● **What you need to do**
Produce all the records again exactly as they stand.

● **Given records**
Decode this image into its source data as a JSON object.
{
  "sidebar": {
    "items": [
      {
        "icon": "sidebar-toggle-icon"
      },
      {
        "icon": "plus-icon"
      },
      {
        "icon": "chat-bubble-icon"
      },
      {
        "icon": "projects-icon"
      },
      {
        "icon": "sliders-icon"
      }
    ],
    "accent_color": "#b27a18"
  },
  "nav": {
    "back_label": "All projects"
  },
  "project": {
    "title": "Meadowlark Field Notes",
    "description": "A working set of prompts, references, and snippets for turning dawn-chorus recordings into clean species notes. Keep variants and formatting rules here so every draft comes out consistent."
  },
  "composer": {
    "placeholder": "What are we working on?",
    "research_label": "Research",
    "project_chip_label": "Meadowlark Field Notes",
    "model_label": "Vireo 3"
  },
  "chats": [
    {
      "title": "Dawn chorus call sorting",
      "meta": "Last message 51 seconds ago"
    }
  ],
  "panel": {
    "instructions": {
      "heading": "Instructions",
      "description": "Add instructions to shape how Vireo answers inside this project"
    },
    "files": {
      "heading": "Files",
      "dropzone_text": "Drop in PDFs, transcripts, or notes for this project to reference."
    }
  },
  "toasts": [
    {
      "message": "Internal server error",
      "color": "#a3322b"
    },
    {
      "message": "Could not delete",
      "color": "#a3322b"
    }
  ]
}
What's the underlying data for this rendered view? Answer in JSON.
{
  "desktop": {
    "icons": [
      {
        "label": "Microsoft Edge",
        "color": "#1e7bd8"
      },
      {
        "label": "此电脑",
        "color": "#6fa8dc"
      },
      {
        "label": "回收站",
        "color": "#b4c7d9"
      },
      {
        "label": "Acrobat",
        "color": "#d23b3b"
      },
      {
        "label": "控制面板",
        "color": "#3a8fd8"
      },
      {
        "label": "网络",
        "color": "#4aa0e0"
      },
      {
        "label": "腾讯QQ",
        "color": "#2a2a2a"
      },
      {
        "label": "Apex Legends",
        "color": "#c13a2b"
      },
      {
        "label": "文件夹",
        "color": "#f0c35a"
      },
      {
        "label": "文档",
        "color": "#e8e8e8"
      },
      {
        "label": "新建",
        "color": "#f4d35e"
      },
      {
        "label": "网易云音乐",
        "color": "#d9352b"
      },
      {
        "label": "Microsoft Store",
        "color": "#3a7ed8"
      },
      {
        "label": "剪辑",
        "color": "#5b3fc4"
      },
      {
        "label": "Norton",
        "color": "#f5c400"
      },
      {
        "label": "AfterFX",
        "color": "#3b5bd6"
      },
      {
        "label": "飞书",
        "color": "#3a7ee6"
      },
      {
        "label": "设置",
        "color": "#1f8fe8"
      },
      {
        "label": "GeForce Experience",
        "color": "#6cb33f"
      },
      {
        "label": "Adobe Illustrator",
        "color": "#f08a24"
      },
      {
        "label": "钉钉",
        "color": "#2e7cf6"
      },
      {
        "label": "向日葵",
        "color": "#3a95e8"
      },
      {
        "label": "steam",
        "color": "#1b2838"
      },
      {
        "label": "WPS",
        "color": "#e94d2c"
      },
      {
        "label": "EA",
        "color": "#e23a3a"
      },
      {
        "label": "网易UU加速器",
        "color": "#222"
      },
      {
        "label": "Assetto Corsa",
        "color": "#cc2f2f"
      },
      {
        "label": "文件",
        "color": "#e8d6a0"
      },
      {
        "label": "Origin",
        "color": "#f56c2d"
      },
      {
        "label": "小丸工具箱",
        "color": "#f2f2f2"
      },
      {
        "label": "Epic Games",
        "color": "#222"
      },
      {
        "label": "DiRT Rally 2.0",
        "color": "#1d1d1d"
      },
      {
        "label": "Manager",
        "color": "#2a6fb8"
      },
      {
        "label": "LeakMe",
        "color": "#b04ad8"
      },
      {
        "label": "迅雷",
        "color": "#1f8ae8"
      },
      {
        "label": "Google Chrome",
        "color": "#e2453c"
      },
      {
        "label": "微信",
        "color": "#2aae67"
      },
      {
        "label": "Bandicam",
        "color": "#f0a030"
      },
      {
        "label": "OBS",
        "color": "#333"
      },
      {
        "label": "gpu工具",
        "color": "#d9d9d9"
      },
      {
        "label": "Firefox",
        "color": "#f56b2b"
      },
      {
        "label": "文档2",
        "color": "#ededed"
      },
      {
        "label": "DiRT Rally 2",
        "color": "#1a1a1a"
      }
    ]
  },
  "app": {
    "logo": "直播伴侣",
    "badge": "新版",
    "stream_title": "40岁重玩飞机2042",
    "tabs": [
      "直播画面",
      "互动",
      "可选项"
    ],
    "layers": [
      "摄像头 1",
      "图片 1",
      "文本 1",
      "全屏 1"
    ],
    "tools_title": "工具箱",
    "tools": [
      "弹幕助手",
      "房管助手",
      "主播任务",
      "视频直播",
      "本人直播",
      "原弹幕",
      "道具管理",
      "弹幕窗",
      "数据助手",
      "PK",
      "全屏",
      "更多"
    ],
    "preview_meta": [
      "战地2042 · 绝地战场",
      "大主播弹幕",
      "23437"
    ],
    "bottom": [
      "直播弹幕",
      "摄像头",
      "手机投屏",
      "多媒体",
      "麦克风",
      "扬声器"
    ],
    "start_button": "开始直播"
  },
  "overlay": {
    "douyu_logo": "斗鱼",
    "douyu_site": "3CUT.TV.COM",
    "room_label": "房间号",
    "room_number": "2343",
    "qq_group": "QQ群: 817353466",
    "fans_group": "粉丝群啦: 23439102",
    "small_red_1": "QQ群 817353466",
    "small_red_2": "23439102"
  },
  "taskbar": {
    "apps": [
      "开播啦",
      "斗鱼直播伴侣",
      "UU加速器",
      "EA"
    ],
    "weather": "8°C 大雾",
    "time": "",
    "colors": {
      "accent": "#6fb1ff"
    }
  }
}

● **Solved exercise**
Decode this image into its source data as a JSON object.
{
  "sidebar": {
    "items": [
      {
        "icon": "sidebar-toggle-icon"
      },
      {
        "icon": "plus-icon"
      },
      {
        "icon": "chat-bubble-icon"
      },
      {
        "icon": "projects-icon"
      },
      {
        "icon": "sliders-icon"
      }
    ],
    "accent_color": "#b27a18"
  },
  "nav": {
    "back_label": "All projects"
  },
  "project": {
    "title": "Meadowlark Field Notes",
    "description": "A working set of prompts, references, and snippets for turning dawn-chorus recordings into clean species notes. Keep variants and formatting rules here so every draft comes out consistent."
  },
  "composer": {
    "placeholder": "What are we working on?",
    "research_label": "Research",
    "project_chip_label": "Meadowlark Field Notes",
    "model_label": "Vireo 3"
  },
  "chats": [
    {
      "title": "Dawn chorus call sorting",
      "meta": "Last message 51 seconds ago"
    }
  ],
  "panel": {
    "instructions": {
      "heading": "Instructions",
      "description": "Add instructions to shape how Vireo answers inside this project"
    },
    "files": {
      "heading": "Files",
      "dropzone_text": "Drop in PDFs, transcripts, or notes for this project to reference."
    }
  },
  "toasts": [
    {
      "message": "Internal server error",
      "color": "#a3322b"
    },
    {
      "message": "Could not delete",
      "color": "#a3322b"
    }
  ]
}
What's the underlying data for this rendered view? Answer in JSON.
{
  "desktop": {
    "icons": [
      {
        "label": "Microsoft Edge",
        "color": "#1e7bd8"
      },
      {
        "label": "此电脑",
        "color": "#6fa8dc"
      },
      {
        "label": "回收站",
        "color": "#b4c7d9"
      },
      {
        "label": "Acrobat",
        "color": "#d23b3b"
      },
      {
        "label": "控制面板",
        "color": "#3a8fd8"
      },
      {
        "label": "网络",
        "color": "#4aa0e0"
      },
      {
        "label": "腾讯QQ",
        "color": "#2a2a2a"
      },
      {
        "label": "Apex Legends",
        "color": "#c13a2b"
      },
      {
        "label": "文件夹",
        "color": "#f0c35a"
      },
      {
        "label": "文档",
        "color": "#e8e8e8"
      },
      {
        "label": "新建",
        "color": "#f4d35e"
      },
      {
        "label": "网易云音乐",
        "color": "#d9352b"
      },
      {
        "label": "Microsoft Store",
        "color": "#3a7ed8"
      },
      {
        "label": "剪辑",
        "color": "#5b3fc4"
      },
      {
        "label": "Norton",
        "color": "#f5c400"
      },
      {
        "label": "AfterFX",
        "color": "#3b5bd6"
      },
      {
        "label": "飞书",
        "color": "#3a7ee6"
      },
      {
        "label": "设置",
        "color": "#1f8fe8"
      },
      {
        "label": "GeForce Experience",
        "color": "#6cb33f"
      },
      {
        "label": "Adobe Illustrator",
        "color": "#f08a24"
      },
      {
        "label": "钉钉",
        "color": "#2e7cf6"
      },
      {
        "label": "向日葵",
        "color": "#3a95e8"
      },
      {
        "label": "steam",
        "color": "#1b2838"
      },
      {
        "label": "WPS",
        "color": "#e94d2c"
      },
      {
        "label": "EA",
        "color": "#e23a3a"
      },
      {
        "label": "网易UU加速器",
        "color": "#222"
      },
      {
        "label": "Assetto Corsa",
        "color": "#cc2f2f"
      },
      {
        "label": "文件",
        "color": "#e8d6a0"
      },
      {
        "label": "Origin",
        "color": "#f56c2d"
      },
      {
        "label": "小丸工具箱",
        "color": "#f2f2f2"
      },
      {
        "label": "Epic Games",
        "color": "#222"
      },
      {
        "label": "DiRT Rally 2.0",
        "color": "#1d1d1d"
      },
      {
        "label": "Manager",
        "color": "#2a6fb8"
      },
      {
        "label": "LeakMe",
        "color": "#b04ad8"
      },
      {
        "label": "迅雷",
        "color": "#1f8ae8"
      },
      {
        "label": "Google Chrome",
        "color": "#e2453c"
      },
      {
        "label": "微信",
        "color": "#2aae67"
      },
      {
        "label": "Bandicam",
        "color": "#f0a030"
      },
      {
        "label": "OBS",
        "color": "#333"
      },
      {
        "label": "gpu工具",
        "color": "#d9d9d9"
      },
      {
        "label": "Firefox",
        "color": "#f56b2b"
      },
      {
        "label": "文档2",
        "color": "#ededed"
      },
      {
        "label": "DiRT Rally 2",
        "color": "#1a1a1a"
      }
    ]
  },
  "app": {
    "logo": "直播伴侣",
    "badge": "新版",
    "stream_title": "40岁重玩飞机2042",
    "tabs": [
      "直播画面",
      "互动",
      "可选项"
    ],
    "layers": [
      "摄像头 1",
      "图片 1",
      "文本 1",
      "全屏 1"
    ],
    "tools_title": "工具箱",
    "tools": [
      "弹幕助手",
      "房管助手",
      "主播任务",
      "视频直播",
      "本人直播",
      "原弹幕",
      "道具管理",
      "弹幕窗",
      "数据助手",
      "PK",
      "全屏",
      "更多"
    ],
    "preview_meta": [
      "战地2042 · 绝地战场",
      "大主播弹幕",
      "23437"
    ],
    "bottom": [
      "直播弹幕",
      "摄像头",
      "手机投屏",
      "多媒体",
      "麦克风",
      "扬声器"
    ],
    "start_button": "开始直播"
  },
  "overlay": {
    "douyu_logo": "斗鱼",
    "douyu_site": "3CUT.TV.COM",
    "room_label": "房间号",
    "room_number": "2343",
    "qq_group": "QQ群: 817353466",
    "fans_group": "粉丝群啦: 23439102",
    "small_red_1": "QQ群 817353466",
    "small_red_2": "23439102"
  },
  "taskbar": {
    "apps": [
      "开播啦",
      "斗鱼直播伴侣",
      "UU加速器",
      "EA"
    ],
    "weather": "8°C 大雾",
    "time": "",
    "colors": {
      "accent": "#6fb1ff"
    }
  }
}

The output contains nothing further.